- There are numerous references in the literature concerning
the use of various Arctostaphylos species as medicinal plants.
One of the species, A. uva-ursi, was listed in the United States
official compendia from 1820 until 1946 as a urinary antiseptic.
Many species indigenous to the Pacific Northwest were employed
by the Indians for a variety of uses, ranging from consuming the
ripe fruits as a food to utilizing the leaves in urinary tract and
other infections. Early settlers in the West consequently used
the plants for the same purposes.
Phytochemical investigations of the genus Arctostaphylos
have not been extensive although several members of the family,
Ericaceae, yield compounds restricted only to the family. A
thorough review of the literature revealed that there has been little phytochemical investigation of species other than
Arctostaphylos uva-ursi. Therefore, the purpose of this study was
to thoroughly investigate two other Arctostaphylos species, viz.,
A. Columbiana and A. patula, for organic components. The development of newer methods of extraction, isolation and identification, as well as, a screening of both plants for possible biological
activity was also pursued.
A new extraction solvent mixture was utilized in order to
extract all of the components of interest in one extraction procedure. The residue from the extraction was then separated into
two fractions; one containing sterol and triterpenoid compounds;
and the other, phenolic components.
The sterol and triterpene fraction of A. patula yielded the
following isolated compounds; β-amyrin, β-sitosterol, ursolic
acid, uvaol, and nonacosane. Only ursolic acid and uvaol were
previously shown to exist in the genus. The identical fraction of
A. columbiana was screened chromatographically for the same
components and all except nonacosane were identified in this
manner. Nonacosane was also isolated from A. columbiana.
A separation of the components of the phenolic fraction was
attempted using several standard methods. However, the method
utilized for the identification of these compounds consisted of thin-layer chromatography and ultra-violet analysis. A relatively
crude mixture was chromatographed along with a standard, both
spots were eluted from the plate, scanned on a spectrophotometer,
and co-spotted in three different solvent systems.
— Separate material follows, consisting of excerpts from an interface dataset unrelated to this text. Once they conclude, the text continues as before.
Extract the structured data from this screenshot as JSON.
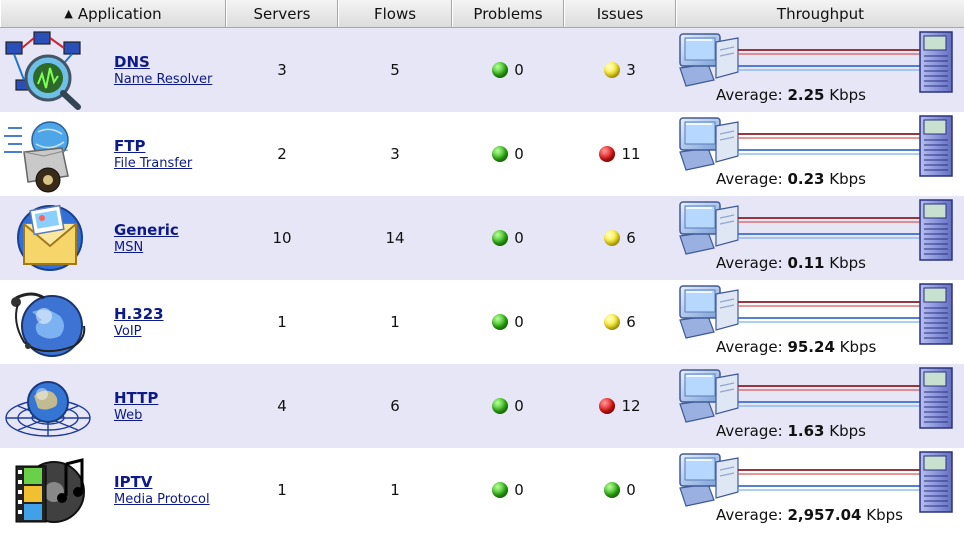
{
  "header": {
    "sort_icon": "▲",
    "application": "Application",
    "servers": "Servers",
    "flows": "Flows",
    "problems": "Problems",
    "issues": "Issues",
    "throughput": "Throughput"
  },
  "throughput_prefix": "Average:",
  "rows": [
    {
      "name": "DNS",
      "desc": "Name Resolver",
      "icon": "dns-icon",
      "servers": "3",
      "flows": "5",
      "problems": "0",
      "problems_status": "green",
      "issues": "3",
      "issues_status": "yellow",
      "avg_value": "2.25",
      "avg_unit": "Kbps"
    },
    {
      "name": "FTP",
      "desc": "File Transfer",
      "icon": "ftp-icon",
      "servers": "2",
      "flows": "3",
      "problems": "0",
      "problems_status": "green",
      "issues": "11",
      "issues_status": "red",
      "avg_value": "0.23",
      "avg_unit": "Kbps"
    },
    {
      "name": "Generic",
      "desc": "MSN",
      "icon": "generic-icon",
      "servers": "10",
      "flows": "14",
      "problems": "0",
      "problems_status": "green",
      "issues": "6",
      "issues_status": "yellow",
      "avg_value": "0.11",
      "avg_unit": "Kbps"
    },
    {
      "name": "H.323",
      "desc": "VoIP",
      "icon": "h323-icon",
      "servers": "1",
      "flows": "1",
      "problems": "0",
      "problems_status": "green",
      "issues": "6",
      "issues_status": "yellow",
      "avg_value": "95.24",
      "avg_unit": "Kbps"
    },
    {
      "name": "HTTP",
      "desc": "Web",
      "icon": "http-icon",
      "servers": "4",
      "flows": "6",
      "problems": "0",
      "problems_status": "green",
      "issues": "12",
      "issues_status": "red",
      "avg_value": "1.63",
      "avg_unit": "Kbps"
    },
    {
      "name": "IPTV",
      "desc": "Media Protocol",
      "icon": "iptv-icon",
      "servers": "1",
      "flows": "1",
      "problems": "0",
      "problems_status": "green",
      "issues": "0",
      "issues_status": "green",
      "avg_value": "2,957.04",
      "avg_unit": "Kbps"
    }
  ],
  "colors": {
    "row_odd": "#e6e6f6",
    "row_even": "#ffffff",
    "link": "#0d1a87",
    "link_red": "#c61818",
    "link_blue": "#2a5fd0"
  }
}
This procedure
proved the presence of the following compounds in both species;
arbutin, ellagic acid, gallic acid, hydroquinone, hyperin and
quercetin. The presence of o-pyrocatechuic acid, found in other
members of the genus and family, could not be confirmed in these
A screening for antibacterial and antifungal properties was
conducted on crude plant extracts as well as the compounds found
to be present in both plants. Some extracts of both plants demonstrated more antibacterial and antifungal activity than did any of
the pure compounds. Further investigation is warranted in this
Generally, the results obtained demonstrated the applicability of the new extraction scheme devised for the screening of
hitherto uninvestigated plants. Eleven compounds were identified
in both species, three of which had not been demonstrated in the
genus previously. Another compound, assumed to be widespread
in the family, was found to be absent in A. columbiana and